What needs to be done:
A word-for-word repetition of all the entries is needed.

#### Data provided ####

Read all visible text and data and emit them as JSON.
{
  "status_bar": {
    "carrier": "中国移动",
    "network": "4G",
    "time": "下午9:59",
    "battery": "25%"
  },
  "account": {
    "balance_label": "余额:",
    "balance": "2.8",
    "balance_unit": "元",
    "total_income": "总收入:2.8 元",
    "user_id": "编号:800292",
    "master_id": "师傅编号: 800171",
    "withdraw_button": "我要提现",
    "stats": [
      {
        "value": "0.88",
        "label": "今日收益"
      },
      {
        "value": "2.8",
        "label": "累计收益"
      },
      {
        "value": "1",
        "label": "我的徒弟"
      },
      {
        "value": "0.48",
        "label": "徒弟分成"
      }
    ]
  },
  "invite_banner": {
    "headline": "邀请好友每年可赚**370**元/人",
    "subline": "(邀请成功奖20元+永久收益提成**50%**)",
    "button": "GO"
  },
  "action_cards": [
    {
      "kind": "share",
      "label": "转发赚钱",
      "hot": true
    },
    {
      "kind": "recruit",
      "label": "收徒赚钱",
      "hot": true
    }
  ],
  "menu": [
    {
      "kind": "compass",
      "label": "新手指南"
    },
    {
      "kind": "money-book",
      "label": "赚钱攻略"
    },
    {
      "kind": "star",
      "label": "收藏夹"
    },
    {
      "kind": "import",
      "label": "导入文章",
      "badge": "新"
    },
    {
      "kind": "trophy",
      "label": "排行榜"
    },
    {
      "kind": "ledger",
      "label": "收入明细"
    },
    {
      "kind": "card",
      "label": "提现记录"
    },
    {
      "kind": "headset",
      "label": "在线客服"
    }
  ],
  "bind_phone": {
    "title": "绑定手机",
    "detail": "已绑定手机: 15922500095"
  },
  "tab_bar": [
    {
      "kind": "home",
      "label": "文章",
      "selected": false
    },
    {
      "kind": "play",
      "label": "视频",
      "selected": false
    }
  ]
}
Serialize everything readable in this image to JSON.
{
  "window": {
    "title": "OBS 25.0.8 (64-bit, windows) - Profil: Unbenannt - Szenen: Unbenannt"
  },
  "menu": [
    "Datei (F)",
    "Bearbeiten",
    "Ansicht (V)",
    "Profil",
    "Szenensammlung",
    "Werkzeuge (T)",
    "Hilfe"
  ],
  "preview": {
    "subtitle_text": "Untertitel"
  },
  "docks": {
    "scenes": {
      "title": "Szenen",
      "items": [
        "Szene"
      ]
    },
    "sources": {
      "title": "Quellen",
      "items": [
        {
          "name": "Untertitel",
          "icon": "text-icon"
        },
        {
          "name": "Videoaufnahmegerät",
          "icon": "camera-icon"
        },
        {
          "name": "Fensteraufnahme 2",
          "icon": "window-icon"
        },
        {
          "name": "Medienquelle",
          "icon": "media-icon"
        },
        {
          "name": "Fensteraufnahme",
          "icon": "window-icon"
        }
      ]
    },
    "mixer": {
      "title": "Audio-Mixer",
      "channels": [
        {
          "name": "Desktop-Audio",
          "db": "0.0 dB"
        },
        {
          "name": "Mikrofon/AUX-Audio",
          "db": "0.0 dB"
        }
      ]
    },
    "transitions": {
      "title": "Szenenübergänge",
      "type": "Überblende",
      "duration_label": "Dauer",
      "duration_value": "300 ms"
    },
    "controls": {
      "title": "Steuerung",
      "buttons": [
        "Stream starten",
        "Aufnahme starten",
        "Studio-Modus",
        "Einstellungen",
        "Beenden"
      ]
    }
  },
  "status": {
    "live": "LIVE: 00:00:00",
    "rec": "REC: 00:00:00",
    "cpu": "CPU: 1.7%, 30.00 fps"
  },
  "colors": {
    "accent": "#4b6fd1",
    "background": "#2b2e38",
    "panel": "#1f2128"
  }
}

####

Solution below:
Read all visible text and data and emit them as JSON.
{
  "status_bar": {
    "carrier": "中国移动",
    "network": "4G",
    "time": "下午9:59",
    "battery": "25%"
  },
  "account": {
    "balance_label": "余额:",
    "balance": "2.8",
    "balance_unit": "元",
    "total_income": "总收入:2.8 元",
    "user_id": "编号:800292",
    "master_id": "师傅编号: 800171",
    "withdraw_button": "我要提现",
    "stats": [
      {
        "value": "0.88",
        "label": "今日收益"
      },
      {
        "value": "2.8",
        "label": "累计收益"
      },
      {
        "value": "1",
        "label": "我的徒弟"
      },
      {
        "value": "0.48",
        "label": "徒弟分成"
      }
    ]
  },
  "invite_banner": {
    "headline": "邀请好友每年可赚**370**元/人",
    "subline": "(邀请成功奖20元+永久收益提成**50%**)",
    "button": "GO"
  },
  "action_cards": [
    {
      "kind": "share",
      "label": "转发赚钱",
      "hot": true
    },
    {
      "kind": "recruit",
      "label": "收徒赚钱",
      "hot": true
    }
  ],
  "menu": [
    {
      "kind": "compass",
      "label": "新手指南"
    },
    {
      "kind": "money-book",
      "label": "赚钱攻略"
    },
    {
      "kind": "star",
      "label": "收藏夹"
    },
    {
      "kind": "import",
      "label": "导入文章",
      "badge": "新"
    },
    {
      "kind": "trophy",
      "label": "排行榜"
    },
    {
      "kind": "ledger",
      "label": "收入明细"
    },
    {
      "kind": "card",
      "label": "提现记录"
    },
    {
      "kind": "headset",
      "label": "在线客服"
    }
  ],
  "bind_phone": {
    "title": "绑定手机",
    "detail": "已绑定手机: 15922500095"
  },
  "tab_bar": [
    {
      "kind": "home",
      "label": "文章",
      "selected": false
    },
    {
      "kind": "play",
      "label": "视频",
      "selected": false
    }
  ]
}
Serialize everything readable in this image to JSON.
{
  "window": {
    "title": "OBS 25.0.8 (64-bit, windows) - Profil: Unbenannt - Szenen: Unbenannt"
  },
  "menu": [
    "Datei (F)",
    "Bearbeiten",
    "Ansicht (V)",
    "Profil",
    "Szenensammlung",
    "Werkzeuge (T)",
    "Hilfe"
  ],
  "preview": {
    "subtitle_text": "Untertitel"
  },
  "docks": {
    "scenes": {
      "title": "Szenen",
      "items": [
        "Szene"
      ]
    },
    "sources": {
      "title": "Quellen",
      "items": [
        {
          "name": "Untertitel",
          "icon": "text-icon"
        },
        {
          "name": "Videoaufnahmegerät",
          "icon": "camera-icon"
        },
        {
          "name": "Fensteraufnahme 2",
          "icon": "window-icon"
        },
        {
          "name": "Medienquelle",
          "icon": "media-icon"
        },
        {
          "name": "Fensteraufnahme",
          "icon": "window-icon"
        }
      ]
    },
    "mixer": {
      "title": "Audio-Mixer",
      "channels": [
        {
          "name": "Desktop-Audio",
          "db": "0.0 dB"
        },
        {
          "name": "Mikrofon/AUX-Audio",
          "db": "0.0 dB"
        }
      ]
    },
    "transitions": {
      "title": "Szenenübergänge",
      "type": "Überblende",
      "duration_label": "Dauer",
      "duration_value": "300 ms"
    },
    "controls": {
      "title": "Steuerung",
      "buttons": [
        "Stream starten",
        "Aufnahme starten",
        "Studio-Modus",
        "Einstellungen",
        "Beenden"
      ]
    }
  },
  "status": {
    "live": "LIVE: 00:00:00",
    "rec": "REC: 00:00:00",
    "cpu": "CPU: 1.7%, 30.00 fps"
  },
  "colors": {
    "accent": "#4b6fd1",
    "background": "#2b2e38",
    "panel": "#1f2128"
  }
}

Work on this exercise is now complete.